- Firm announces `Project Streamline' to cut $1 billion in costs
- Revenue climbs 5.3% as equity-trading revenue increases
Morgan Stanley rose in New York trading after reporting profit and revenue that exceeded analysts’ estimates and plans for cutting at least $1 billion in costs by next year.
Shares of the company jumped 2.5 percent to $26.62 at 10:12 a.m., compared with a 0.8 percent increase in the 88-company Standard & Poor’s 500 Financials Index. Excluding accounting adjustments, fourth-quarter earnings were 43 cents a share, beating the 32-cent average estimate of analysts surveyed by Bloomberg.
Chief Executive Officer James Gorman, 57, is emphasizing cost-cutting as the firm struggles to achieve profitability targets. He’s also attempting to strike the right balance in Morgan Stanley’s bond-trading business amid the industry’s years-long slide in revenue. The firm said last month that it was taking a $150 million severance charge as it pared its fixed-income trading business. The cuts affected 1,200 employees, including about a quarter of its fixed-income trading staff, a person briefed on the matter said.

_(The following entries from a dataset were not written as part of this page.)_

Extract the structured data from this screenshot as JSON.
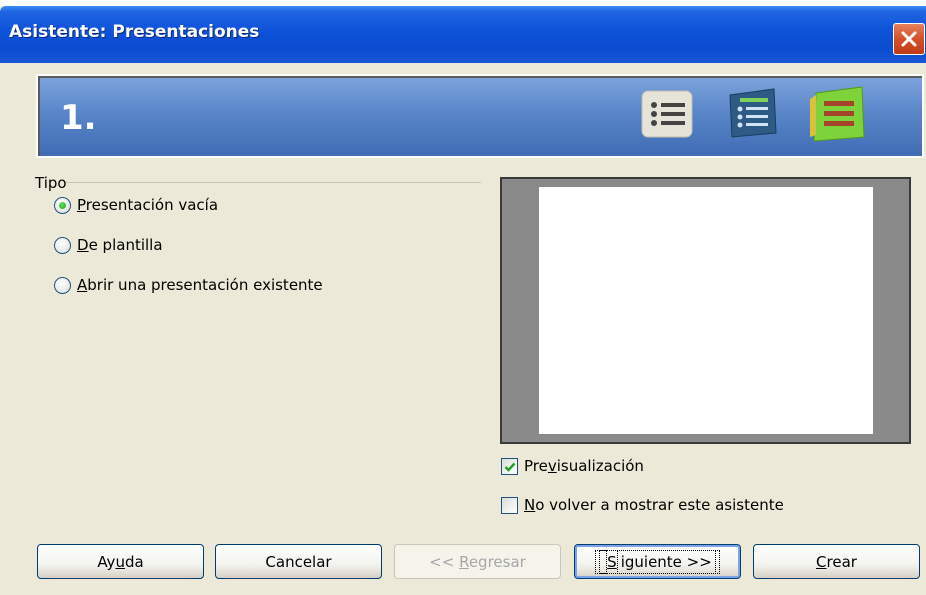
{
  "window": {
    "title": "Asistente: Presentaciones"
  },
  "banner": {
    "step": "1."
  },
  "group": {
    "label": "Tipo",
    "options": [
      {
        "pre": "",
        "key": "P",
        "post": "resentación vacía",
        "checked": true
      },
      {
        "pre": "",
        "key": "D",
        "post": "e plantilla",
        "checked": false
      },
      {
        "pre": "",
        "key": "A",
        "post": "brir una presentación existente",
        "checked": false
      }
    ]
  },
  "preview_checkbox": {
    "pre": "Pre",
    "key": "v",
    "post": "isualización",
    "checked": true
  },
  "no_show_checkbox": {
    "pre": "",
    "key": "N",
    "post": "o volver a mostrar este asistente",
    "checked": false
  },
  "buttons": {
    "help": {
      "pre": "Ay",
      "key": "u",
      "post": "da"
    },
    "cancel": {
      "pre": "Cancelar",
      "key": "",
      "post": ""
    },
    "back": {
      "pre": "<< ",
      "key": "R",
      "post": "egresar"
    },
    "next": {
      "pre": "",
      "key": "S",
      "post": "iguiente >>"
    },
    "create": {
      "pre": "",
      "key": "C",
      "post": "rear"
    }
  },
  "icons": [
    "close-icon",
    "list-light-icon",
    "list-blue-icon",
    "list-green-icon",
    "checkmark-icon"
  ],
  "colors": {
    "titlebar": "#0a4ccf",
    "banner": "#5a86c9",
    "close": "#d4502a",
    "radio_dot": "#21a121",
    "check": "#21a121"
  }
}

“A strong overall performance in the first half of the year was impacted by difficult market conditions in the second half that dampened trading activity,” Gorman said in a statement. “In the fourth quarter, we took action to meaningfully restructure our fixed-income business on a capital and expense basis.”
The firm set a target for return on equity of 9 percent to 11 percent for 2017, compared with Gorman’s longstanding goal of at least 10 percent. Last year’s ROE was 7.8 percent, excluding accounting adjustments.
“We still have a target ROE of 10 percent or higher,” Chief Financial Officer Jonathan Pruzan said in an interview. “We did put for the first time a timeline on that, and we did put a range in light of just the volatile and uncertain times that we live in.”
Morgan Stanley could achieve its target in part by cutting expenses: The firm announced a new efficiency plan, “Project Streamline,” which should reduce at least $1 billion in costs by 2017, assuming flat revenue, according to a presentation that accompanied the earnings statement. The firm promised to consolidate processes and real estate and lean more heavily on outsourcing.
Fourth-quarter net income was $908 million, or 39 cents a share, compared with a loss of $1.6 billion, or 91 cents, a year earlier, when the firm booked costs tied to settling mortgage-related matters, the New York-based company said.
Excluding accounting charges, revenue climbed 5.3 percent to $7.9 billion, exceeding the $7.67 billion estimate of 20 analysts surveyed by Bloomberg. Costs fell across the company. Non-compensation expenses plunged to $2.6 billion from $5.6 billion a year earlier, when the bank had a $3.1 billion litigation charge. Expenses for employee pay shrank to $3.7 billion from $5.1 billion, even including the severance costs.
Equities-trading revenue rose to $1.8 billion from $1.6 billion, higher than all four estimates by analysts surveyed by Bloomberg. Results were driven by strength in cash equities and prime brokerage, Pruzan said. Advisory revenue rose 5.7 percent to $516 million on higher mergers activity. Income in the wealth-management division increased 4.3 percent to $768 million as compensation costs declined.
Fixed-income trading revenue fell 8.2 percent to $550 million in the fourth quarter, excluding one-time items, a steeper drop than many analysts had estimated and the second-lowest since the financial crisis. David Konrad, an analyst at Macquarie Securities USA Inc., had projected revenue of $580 million and Matt Burnell of Wells Fargo & Co. estimated $607 million. The firm said Tuesday that it had failed to meet objectives in the bond division.
The bank last week named Sam Kellie-Smith, who helped Morgan Stanley become Wall Street’s top equities-trading shop by revenue, to revamp fixed income -- a capital-intensive area that several rivals have been retreating from in the face of tougher rules. Kellie-Smith is the sixth manager to take on that challenge in the past seven years.
Colm Kelleher, 58, was promoted to president earlier this month, adding oversight of the retail brokerage in addition to investment banking and trading. That prompted the exit of Greg Fleming, 52, who led the brokerage.